(AIM OF THE EXERCISE)
Every line holding the string "accent" should be copied out of the listing.

(DATASET RECORDS)
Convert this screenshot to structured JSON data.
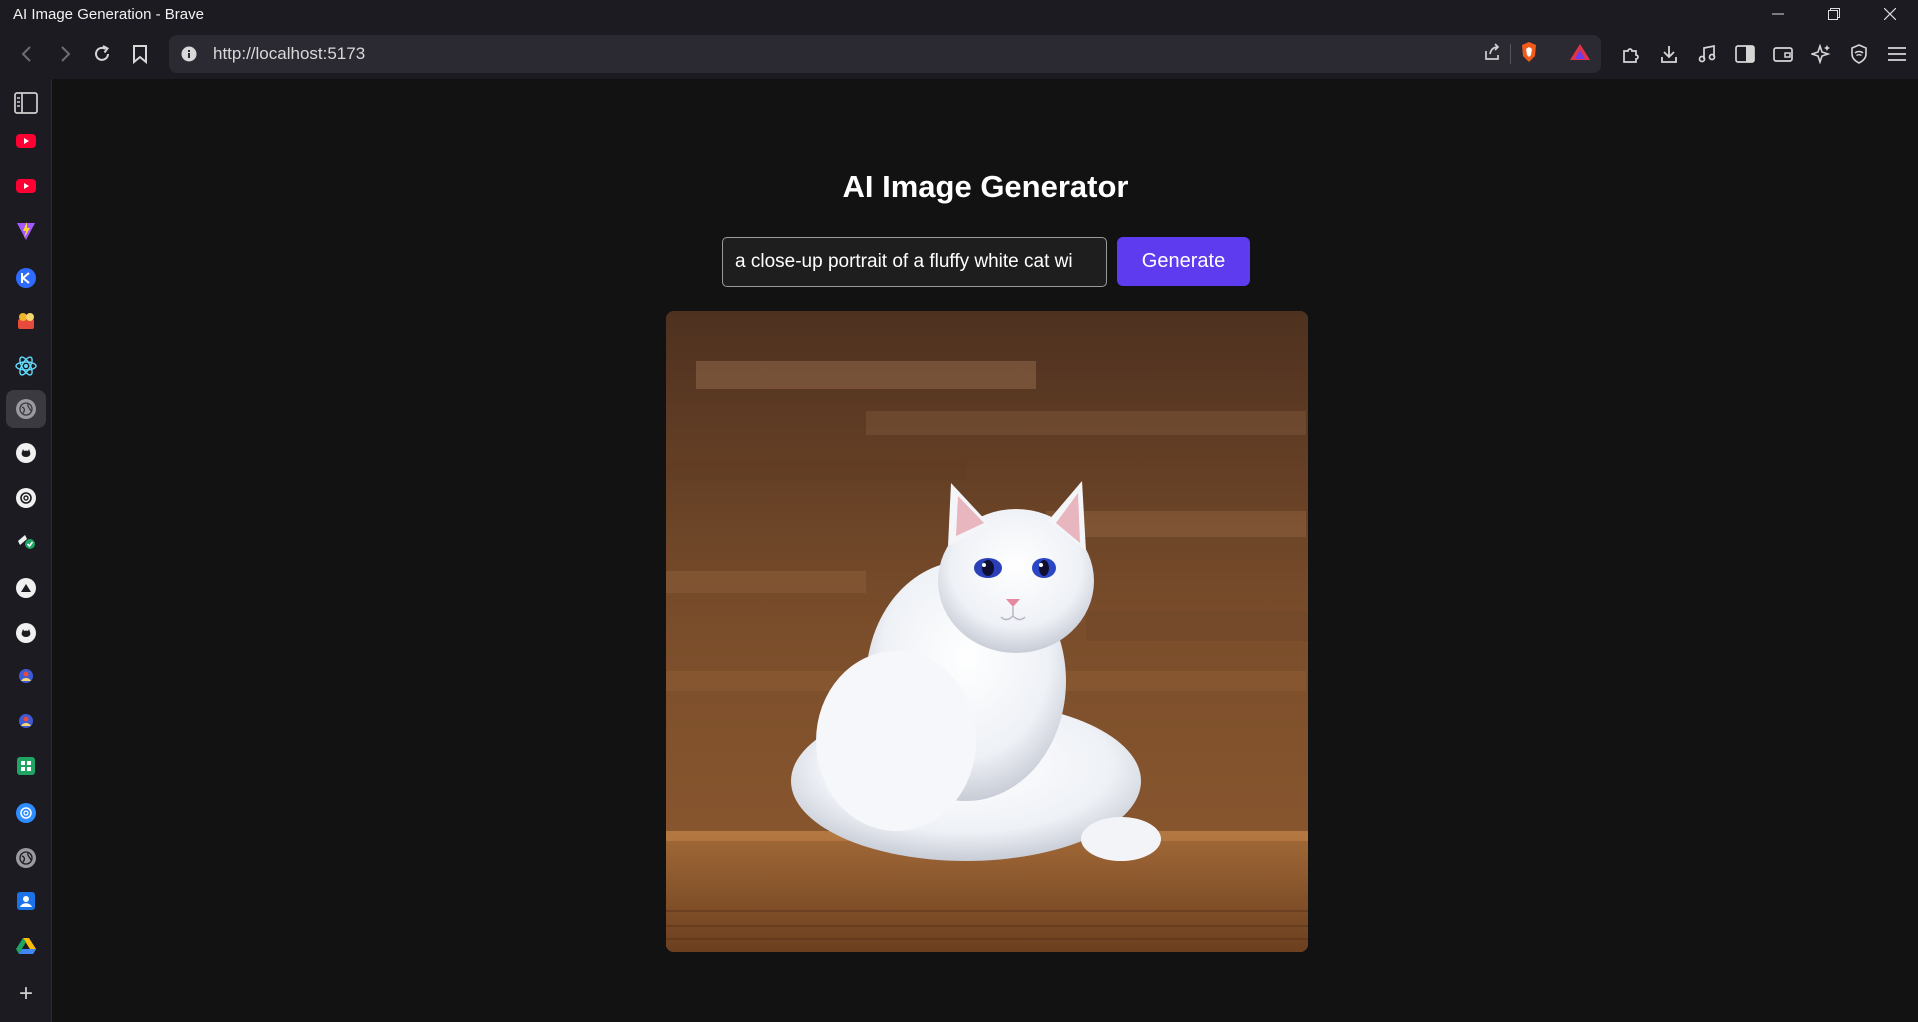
{
  "window": {
    "title": "AI Image Generation - Brave",
    "controls": [
      "minimize-icon",
      "restore-icon",
      "close-icon"
    ]
  },
  "toolbar": {
    "url": "http://localhost:5173",
    "nav_icons": [
      "back-arrow-icon",
      "forward-arrow-icon",
      "reload-icon",
      "bookmark-icon"
    ],
    "right_icons": [
      "extensions-icon",
      "download-icon",
      "music-icon",
      "sidebar-toggle-icon",
      "wallet-icon",
      "leo-ai-icon",
      "vpn-shield-icon",
      "menu-icon"
    ]
  },
  "sidebar": {
    "items": [
      {
        "icon": "panel-toggle-icon",
        "color": "#d0d0d0"
      },
      {
        "icon": "youtube-icon",
        "color": "#ff0033"
      },
      {
        "icon": "youtube-icon",
        "color": "#ff0033"
      },
      {
        "icon": "vite-icon",
        "color": "#a259ff"
      },
      {
        "icon": "kotlin-icon",
        "color": "#2f6bff"
      },
      {
        "icon": "toy-icon",
        "color": "#e84b3c"
      },
      {
        "icon": "react-icon",
        "color": "#61dafb"
      },
      {
        "icon": "globe-icon",
        "color": "#9a9aa0"
      },
      {
        "icon": "github-icon",
        "color": "#f0f0f0"
      },
      {
        "icon": "openai-icon",
        "color": "#f0f0f0"
      },
      {
        "icon": "settings-check-icon",
        "color": "#f0f0f0"
      },
      {
        "icon": "vercel-icon",
        "color": "#f0f0f0"
      },
      {
        "icon": "github-icon",
        "color": "#f0f0f0"
      },
      {
        "icon": "profile-icon",
        "color": "#3d5bd6"
      },
      {
        "icon": "profile-icon",
        "color": "#3d5bd6"
      },
      {
        "icon": "sheets-icon",
        "color": "#1fa463"
      },
      {
        "icon": "chatgpt-icon",
        "color": "#2d8cff"
      },
      {
        "icon": "globe-icon",
        "color": "#9a9aa0"
      },
      {
        "icon": "contacts-icon",
        "color": "#1a73e8"
      },
      {
        "icon": "drive-icon",
        "color": "#34a853"
      }
    ],
    "add_label": "+"
  },
  "main": {
    "title": "AI Image Generator",
    "prompt_value": "a close-up portrait of a fluffy white cat wi",
    "generate_label": "Generate"
  },
  "colors": {
    "accent": "#5f3bf0",
    "background": "#121212",
    "chrome": "#1c1b22"
  }
}
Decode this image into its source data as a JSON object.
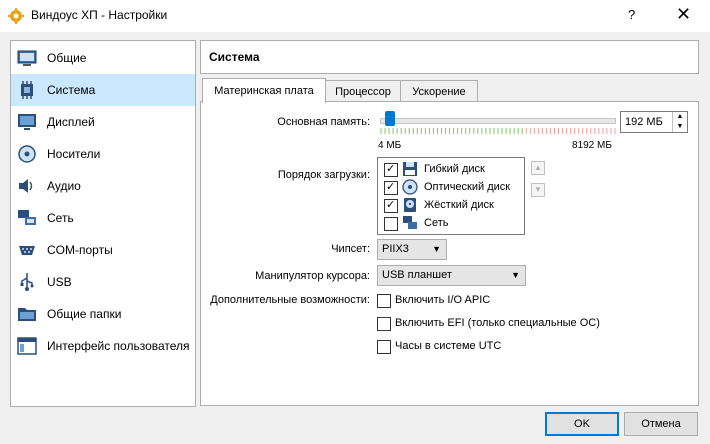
{
  "window": {
    "title": "Виндоус ХП - Настройки",
    "help_label": "?",
    "close_label": "✕"
  },
  "sidebar": {
    "items": [
      {
        "label": "Общие",
        "icon": "general-icon"
      },
      {
        "label": "Система",
        "icon": "system-icon",
        "selected": true
      },
      {
        "label": "Дисплей",
        "icon": "display-icon"
      },
      {
        "label": "Носители",
        "icon": "storage-icon"
      },
      {
        "label": "Аудио",
        "icon": "audio-icon"
      },
      {
        "label": "Сеть",
        "icon": "network-icon"
      },
      {
        "label": "COM-порты",
        "icon": "serial-ports-icon"
      },
      {
        "label": "USB",
        "icon": "usb-icon"
      },
      {
        "label": "Общие папки",
        "icon": "shared-folders-icon"
      },
      {
        "label": "Интерфейс пользователя",
        "icon": "user-interface-icon"
      }
    ]
  },
  "header": {
    "title": "Система"
  },
  "tabs": [
    {
      "label": "Материнская плата",
      "active": true
    },
    {
      "label": "Процессор",
      "active": false
    },
    {
      "label": "Ускорение",
      "active": false
    }
  ],
  "memory": {
    "label": "Основная память:",
    "min_label": "4 МБ",
    "max_label": "8192 МБ",
    "value": "192 МБ",
    "value_mb": 192,
    "max_mb": 8192
  },
  "boot": {
    "label": "Порядок загрузки:",
    "items": [
      {
        "label": "Гибкий диск",
        "checked": true,
        "icon": "floppy-icon"
      },
      {
        "label": "Оптический диск",
        "checked": true,
        "icon": "optical-disc-icon"
      },
      {
        "label": "Жёсткий диск",
        "checked": true,
        "icon": "hard-disk-icon"
      },
      {
        "label": "Сеть",
        "checked": false,
        "icon": "network-boot-icon"
      }
    ]
  },
  "chipset": {
    "label": "Чипсет:",
    "value": "PIIX3"
  },
  "pointing": {
    "label": "Манипулятор курсора:",
    "value": "USB планшет"
  },
  "extended": {
    "label": "Дополнительные возможности:",
    "options": [
      {
        "label": "Включить I/O APIC",
        "checked": false
      },
      {
        "label": "Включить EFI (только специальные ОС)",
        "checked": false
      },
      {
        "label": "Часы в системе UTC",
        "checked": false
      }
    ]
  },
  "buttons": {
    "ok": "OK",
    "cancel": "Отмена"
  },
  "colors": {
    "accent": "#0078d7",
    "selected": "#cce8ff",
    "ok_range": "#7ec864",
    "warn_range": "#f0a0a0"
  }
}
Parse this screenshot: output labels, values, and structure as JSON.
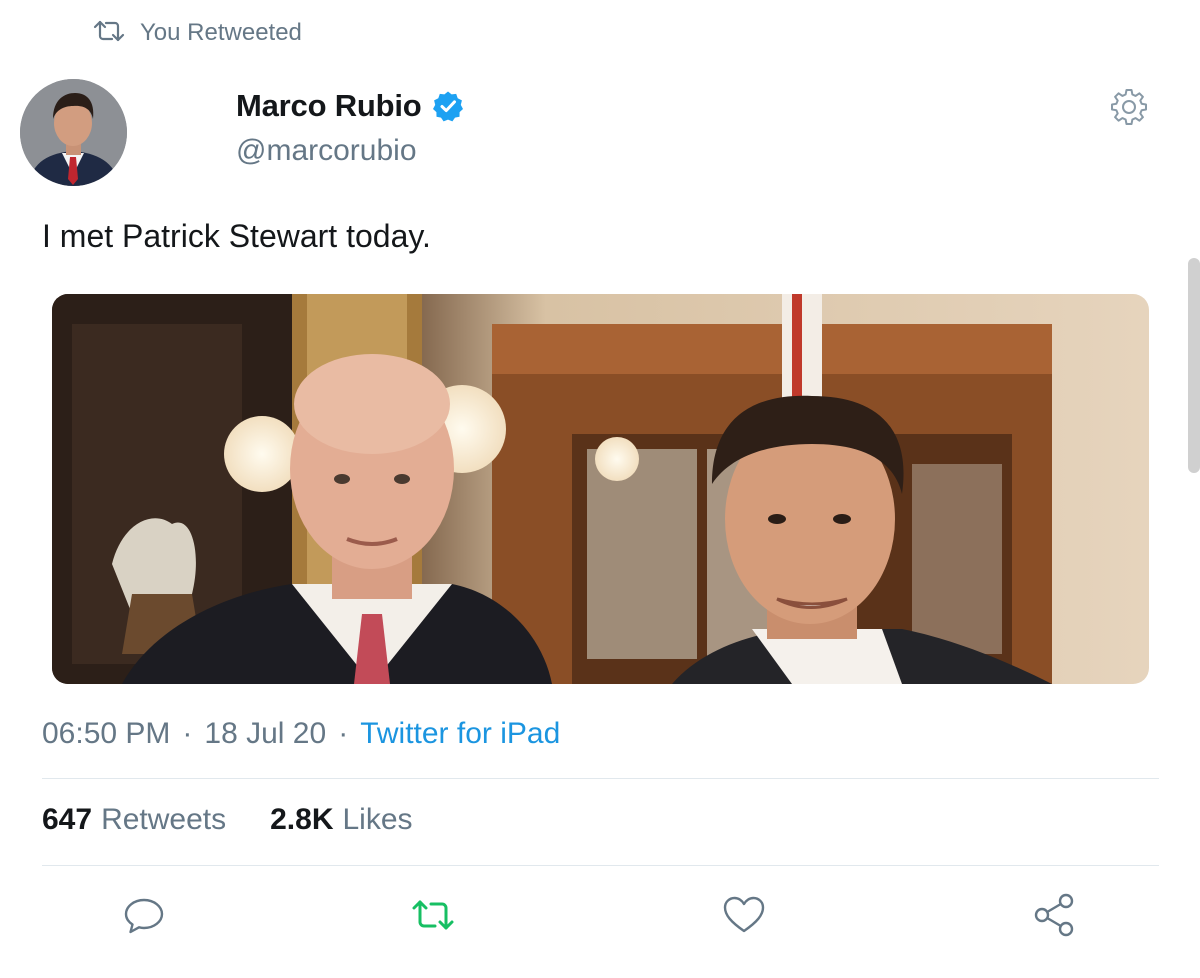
{
  "context": {
    "retweet_label": "You Retweeted",
    "retweet_icon": "retweet-icon"
  },
  "author": {
    "name": "Marco Rubio",
    "handle": "@marcorubio",
    "verified_icon": "verified-badge-icon"
  },
  "tweet": {
    "text": "I met Patrick Stewart today."
  },
  "meta": {
    "time": "06:50 PM",
    "separator": "·",
    "date": "18 Jul 20",
    "source": "Twitter for iPad"
  },
  "stats": {
    "retweets_count": "647",
    "retweets_label": "Retweets",
    "likes_count": "2.8K",
    "likes_label": "Likes"
  },
  "actions": [
    {
      "icon": "reply-icon"
    },
    {
      "icon": "retweet-icon",
      "active": true
    },
    {
      "icon": "like-icon"
    },
    {
      "icon": "share-icon"
    }
  ],
  "colors": {
    "text_primary": "#14171a",
    "text_secondary": "#657786",
    "link": "#1b95e0",
    "verified": "#1da1f2",
    "retweet_active": "#17bf63",
    "divider": "#e1e8ed"
  }
}
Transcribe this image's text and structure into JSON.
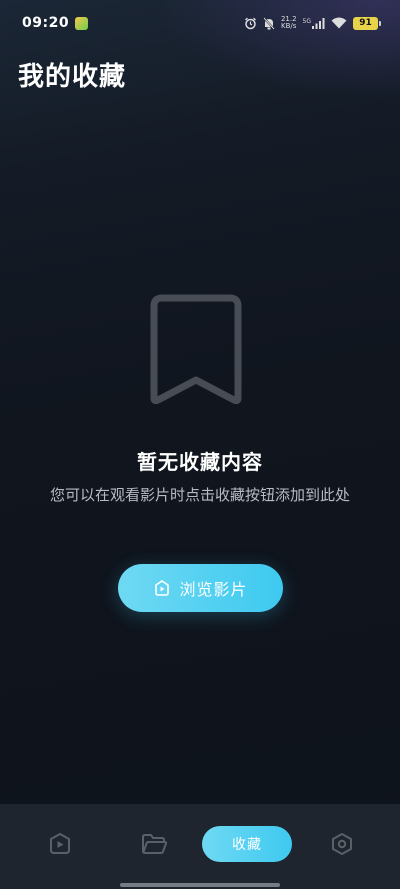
{
  "status_bar": {
    "time": "09:20",
    "net_speed_value": "21.2",
    "net_speed_unit": "KB/s",
    "signal_label": "5G",
    "battery": "91"
  },
  "header": {
    "title": "我的收藏"
  },
  "empty_state": {
    "icon": "bookmark-icon",
    "title": "暂无收藏内容",
    "description": "您可以在观看影片时点击收藏按钮添加到此处",
    "button_label": "浏览影片",
    "button_icon": "play-square-icon"
  },
  "bottom_nav": {
    "items": [
      {
        "icon": "play-icon",
        "active": false
      },
      {
        "icon": "folder-icon",
        "active": false
      },
      {
        "label": "收藏",
        "active": true
      },
      {
        "icon": "settings-hex-icon",
        "active": false
      }
    ]
  },
  "colors": {
    "accent": "#3ec9f0",
    "background": "#10151e",
    "nav_background": "#1f252e",
    "muted_icon": "#4a4f57"
  }
}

(ANSWER TO THIS EXERCISE)
    "accent": "#5f3bf0",
    "accent": "#0078d7",
    "accent": "#3ec9f0",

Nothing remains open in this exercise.